## Problem requirements
Where a line holds the word "RANDBETWEEN", copy that line from the data below.
Task input: Begin
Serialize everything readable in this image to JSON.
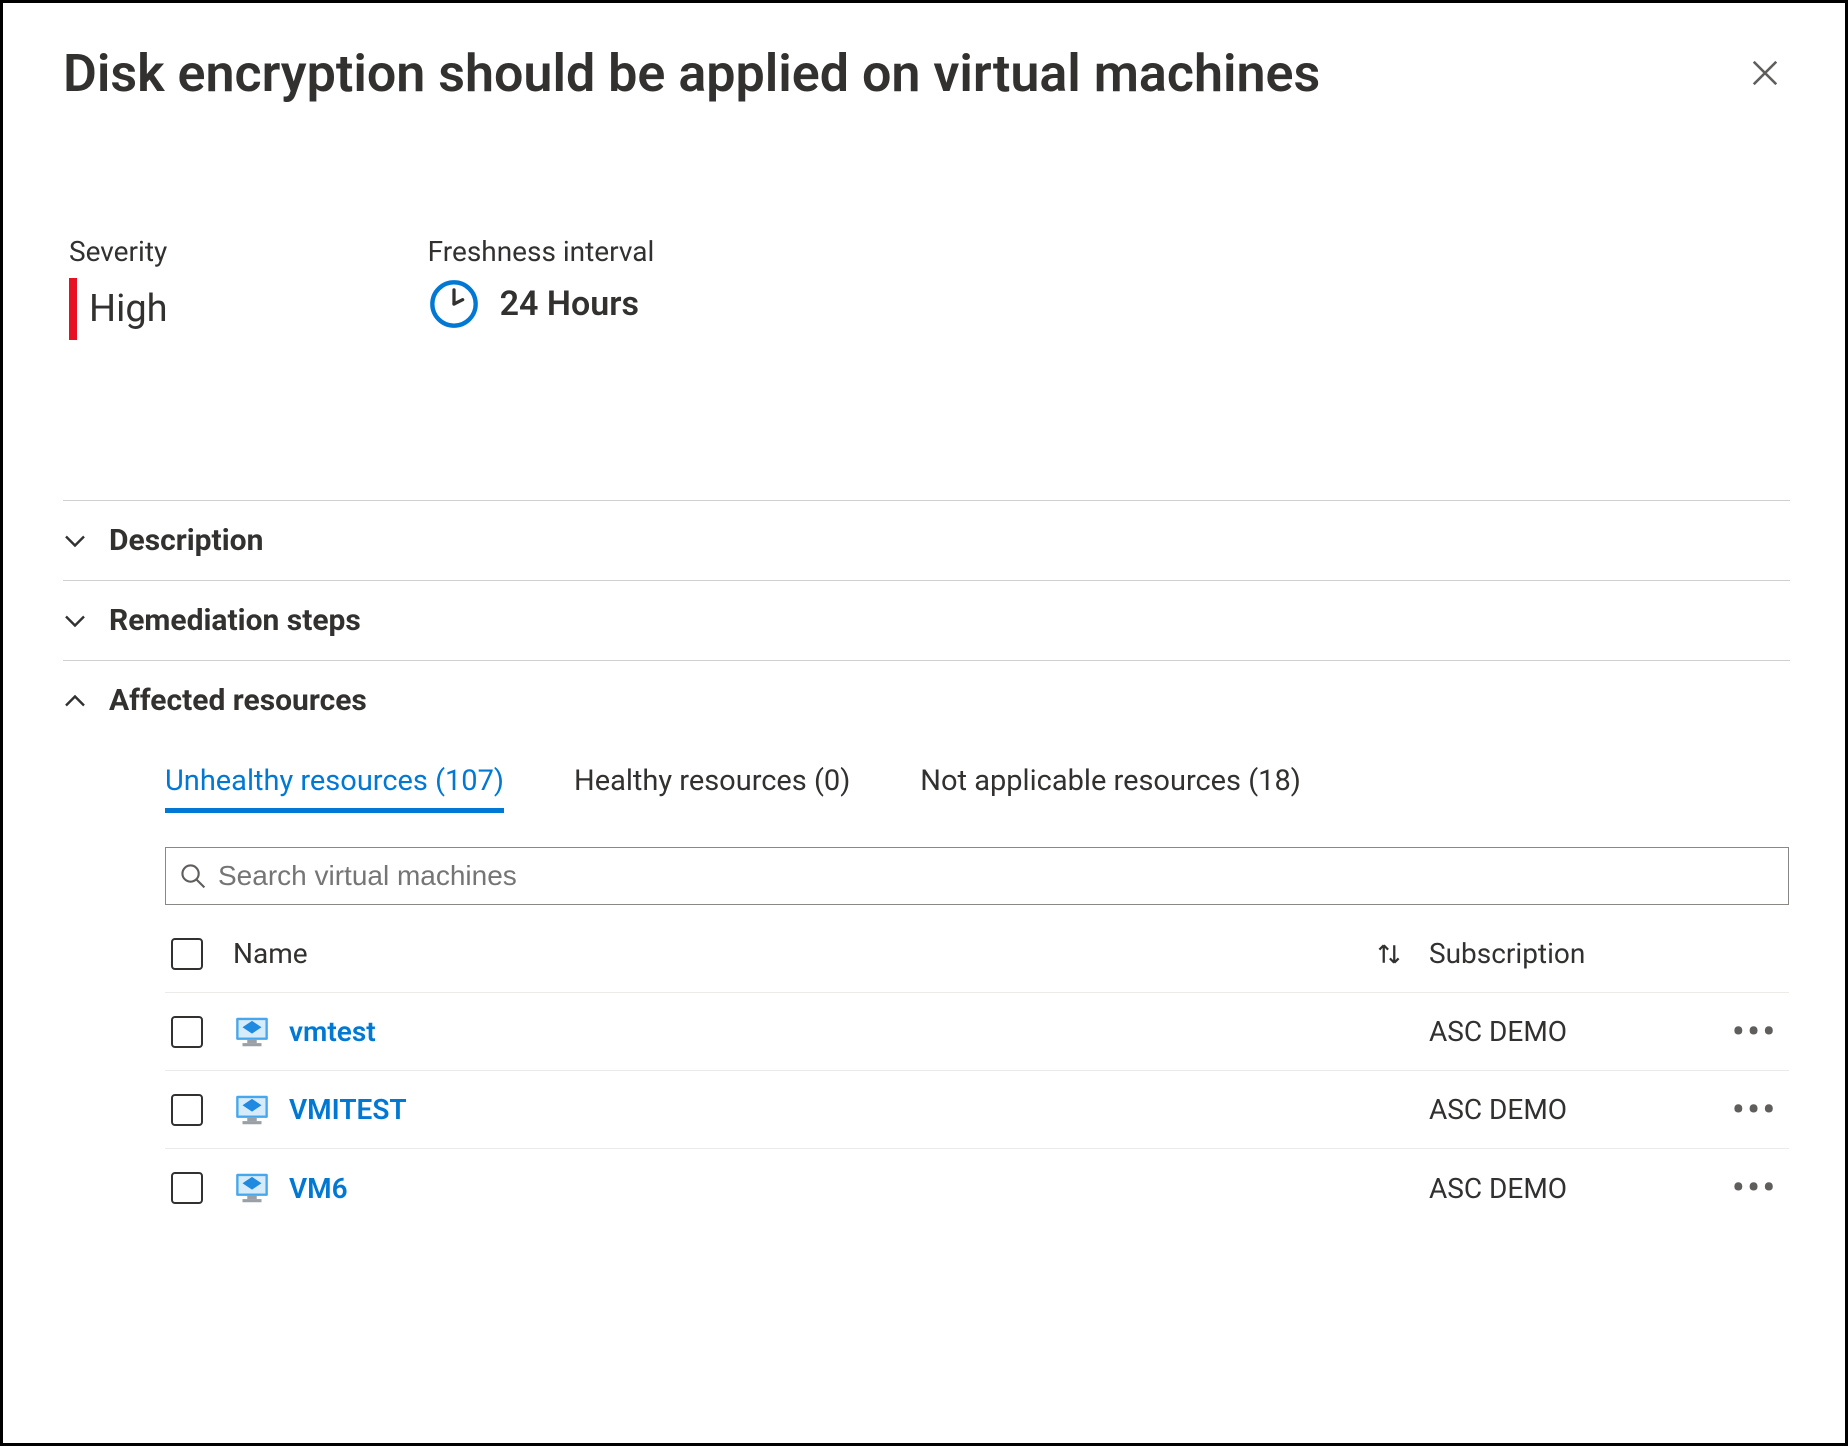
{
  "header": {
    "title": "Disk encryption should be applied on virtual machines"
  },
  "summary": {
    "severity_label": "Severity",
    "severity_value": "High",
    "freshness_label": "Freshness interval",
    "freshness_value": "24 Hours"
  },
  "sections": {
    "description": "Description",
    "remediation": "Remediation steps",
    "affected": "Affected resources"
  },
  "tabs": {
    "unhealthy": "Unhealthy resources (107)",
    "healthy": "Healthy resources (0)",
    "na": "Not applicable resources (18)"
  },
  "search": {
    "placeholder": "Search virtual machines"
  },
  "table": {
    "col_name": "Name",
    "col_sub": "Subscription",
    "rows": [
      {
        "name": "vmtest",
        "subscription": "ASC DEMO"
      },
      {
        "name": "VMITEST",
        "subscription": "ASC DEMO"
      },
      {
        "name": "VM6",
        "subscription": "ASC DEMO"
      }
    ]
  }
}
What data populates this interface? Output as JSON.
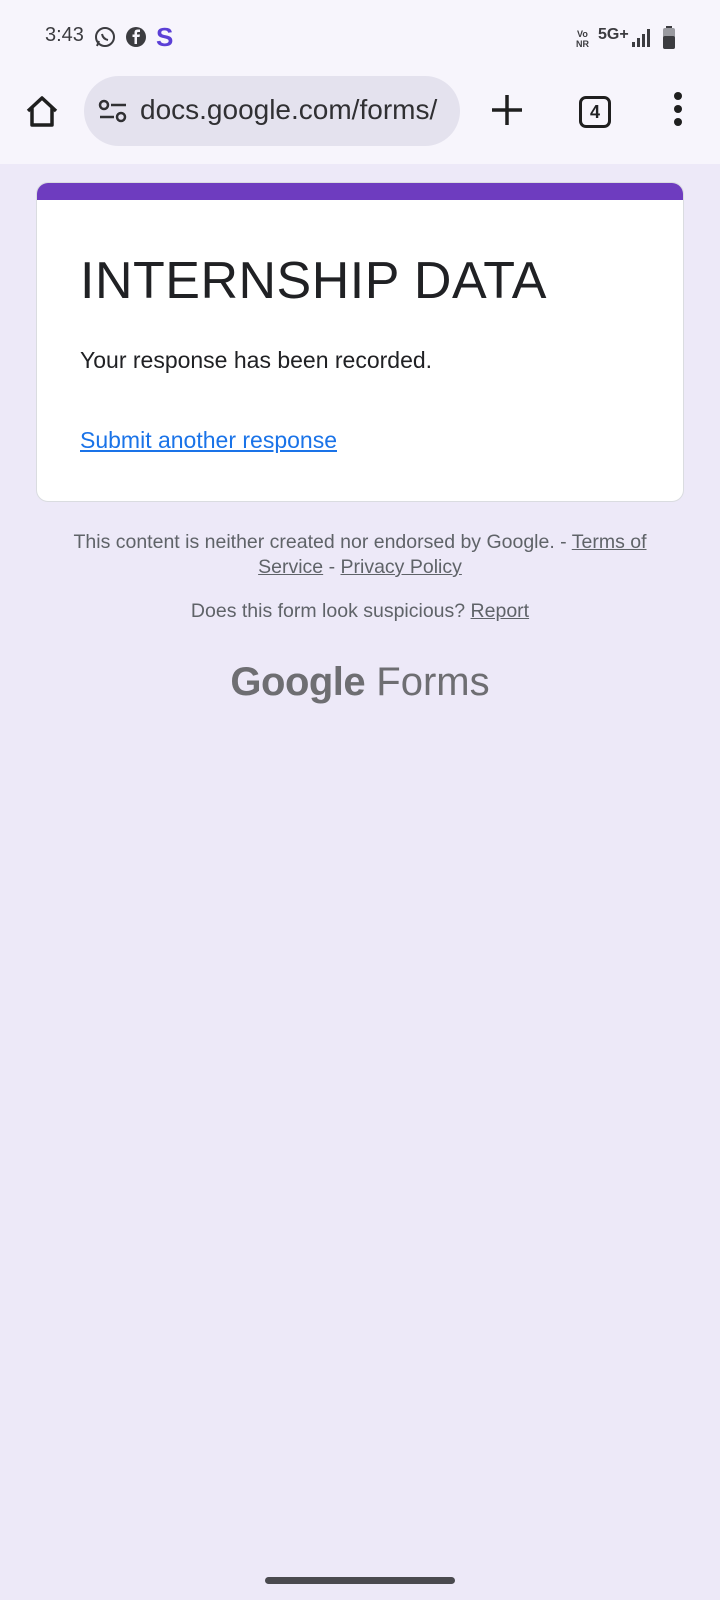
{
  "status_bar": {
    "time": "3:43",
    "network_label": "5G+",
    "volte_label": "Vo NR",
    "icons": [
      "whatsapp-icon",
      "facebook-icon",
      "s-app-icon",
      "signal-icon",
      "battery-icon"
    ]
  },
  "browser": {
    "url": "docs.google.com/forms/",
    "tab_count": "4"
  },
  "form": {
    "title": "INTERNSHIP DATA",
    "message": "Your response has been recorded.",
    "submit_another_label": "Submit another response",
    "accent_color": "#6e3cbf",
    "link_color": "#1a73e8"
  },
  "footer": {
    "disclaimer_text": "This content is neither created nor endorsed by Google. - ",
    "terms_label": "Terms of Service",
    "separator": " - ",
    "privacy_label": "Privacy Policy",
    "suspicious_text": "Does this form look suspicious? ",
    "report_label": "Report",
    "brand_google": "Google",
    "brand_forms": " Forms"
  }
}
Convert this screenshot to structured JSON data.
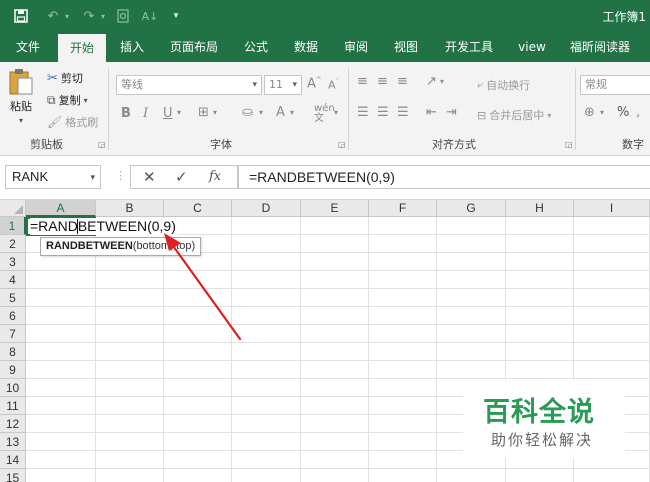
{
  "window": {
    "title": "工作簿1"
  },
  "quick_access": {
    "save_icon": "save-icon",
    "undo_icon": "undo-icon",
    "redo_icon": "redo-icon",
    "print_preview_icon": "print-preview-icon",
    "sort_icon": "sort-icon",
    "customize_icon": "customize-icon"
  },
  "tabs": [
    {
      "label": "文件"
    },
    {
      "label": "开始",
      "active": true
    },
    {
      "label": "插入"
    },
    {
      "label": "页面布局"
    },
    {
      "label": "公式"
    },
    {
      "label": "数据"
    },
    {
      "label": "审阅"
    },
    {
      "label": "视图"
    },
    {
      "label": "开发工具"
    },
    {
      "label": "view"
    },
    {
      "label": "福昕阅读器"
    }
  ],
  "ribbon": {
    "clipboard": {
      "paste": "粘贴",
      "cut": "剪切",
      "copy": "复制",
      "format_painter": "格式刷",
      "label": "剪贴板"
    },
    "font": {
      "font_name": "等线",
      "font_size": "11",
      "bold": "B",
      "italic": "I",
      "underline": "U",
      "label": "字体"
    },
    "alignment": {
      "wrap_text": "自动换行",
      "merge_center": "合并后居中",
      "label": "对齐方式"
    },
    "number": {
      "format": "常规",
      "percent": "%",
      "label": "数字"
    }
  },
  "formula_bar": {
    "name_box": "RANK",
    "cancel": "✕",
    "enter": "✓",
    "fx": "fx",
    "formula": "=RANDBETWEEN(0,9)"
  },
  "sheet": {
    "columns": [
      "A",
      "B",
      "C",
      "D",
      "E",
      "F",
      "G",
      "H",
      "I"
    ],
    "rows": [
      "1",
      "2",
      "3",
      "4",
      "5",
      "6",
      "7",
      "8",
      "9",
      "10",
      "11",
      "12",
      "13",
      "14",
      "15"
    ],
    "active_cell": "A1",
    "cell_a1_text": "=RANDBETWEEN(0,9)",
    "tooltip_function": "RANDBETWEEN",
    "tooltip_args": "(bottom, top)"
  },
  "watermark": {
    "main": "百科全说",
    "sub": "助你轻松解决"
  },
  "colors": {
    "excel_green": "#217346",
    "annotation_red": "#e02020",
    "watermark_green": "#2a9a57"
  }
}
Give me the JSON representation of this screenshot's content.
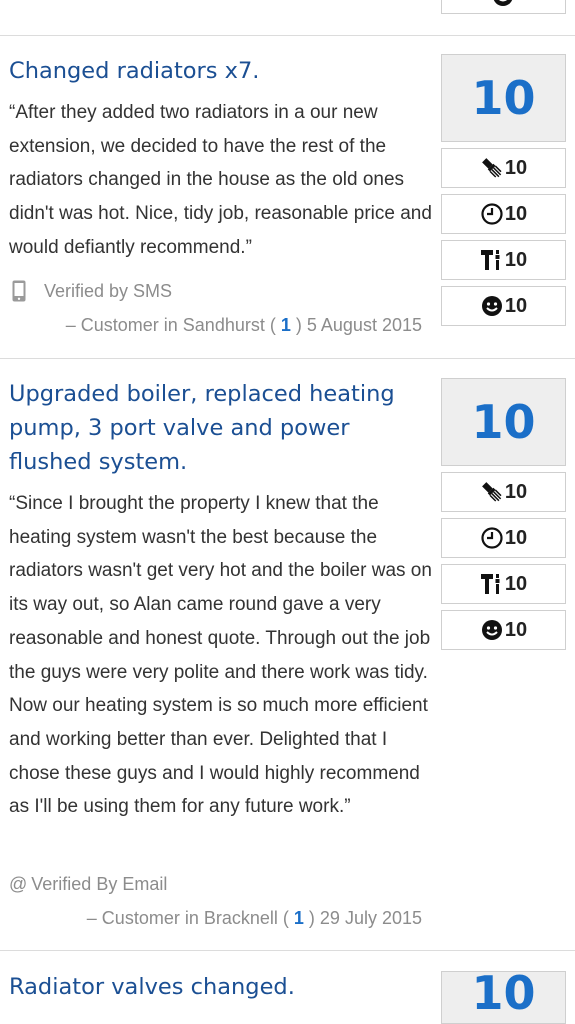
{
  "reviews": [
    {
      "title": "Changed radiators x7.",
      "body": "“After they added two radiators in a our new extension, we decided to have the rest of the radiators changed in the house as the old ones didn't was hot. Nice, tidy job, reasonable price and would defiantly recommend.”",
      "verified": "Verified by SMS",
      "customer_prefix": "– Customer in Sandhurst (",
      "customer_count": "1",
      "customer_suffix": ") 5 August 2015",
      "overall": "10",
      "scores": {
        "workmanship": "10",
        "timekeeping": "10",
        "tidiness": "10",
        "courtesy": "10"
      }
    },
    {
      "title": "Upgraded boiler, replaced heating pump, 3 port valve and power flushed system.",
      "body": "“Since I brought the property I knew that the heating system wasn't the best because the radiators wasn't get very hot and the boiler was on its way out, so Alan came round gave a very reasonable and honest quote. Through out the job the guys were very polite and there work was tidy. Now our heating system is so much more efficient and working better than ever. Delighted that I chose these guys and I would highly recommend as I'll be using them for any future work.”",
      "verified": "Verified By Email",
      "customer_prefix": "– Customer in Bracknell (",
      "customer_count": "1",
      "customer_suffix": ") 29 July 2015",
      "overall": "10",
      "scores": {
        "workmanship": "10",
        "timekeeping": "10",
        "tidiness": "10",
        "courtesy": "10"
      }
    },
    {
      "title": "Radiator valves changed.",
      "overall": "10"
    }
  ],
  "icons": {
    "workmanship": "brush-icon",
    "timekeeping": "clock-icon",
    "tidiness": "tools-icon",
    "courtesy": "smiley-icon",
    "sms": "phone-icon",
    "email": "at-icon"
  },
  "colors": {
    "title": "#1b4f93",
    "score": "#1b6fc8",
    "meta": "#8c8c8c"
  }
}
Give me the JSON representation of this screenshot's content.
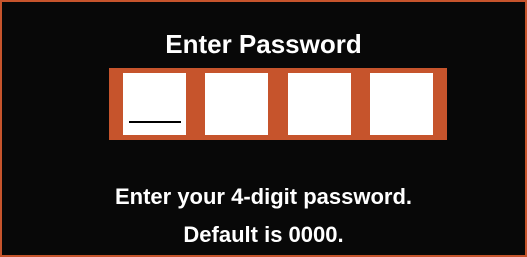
{
  "dialog": {
    "title": "Enter Password",
    "pin_digits": [
      "",
      "",
      "",
      ""
    ],
    "instruction_line1": "Enter your 4-digit password.",
    "instruction_line2": "Default is 0000.",
    "active_digit_index": 0
  },
  "colors": {
    "background": "#080808",
    "accent": "#c6542c",
    "text": "#ffffff",
    "digit_field": "#ffffff"
  }
}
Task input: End
## Completed exercise
    "formula": "=RANDBETWEEN(0,9)"
    "cell_a1_text": "=RANDBETWEEN(0,9)",
    "tooltip_function": "RANDBETWEEN",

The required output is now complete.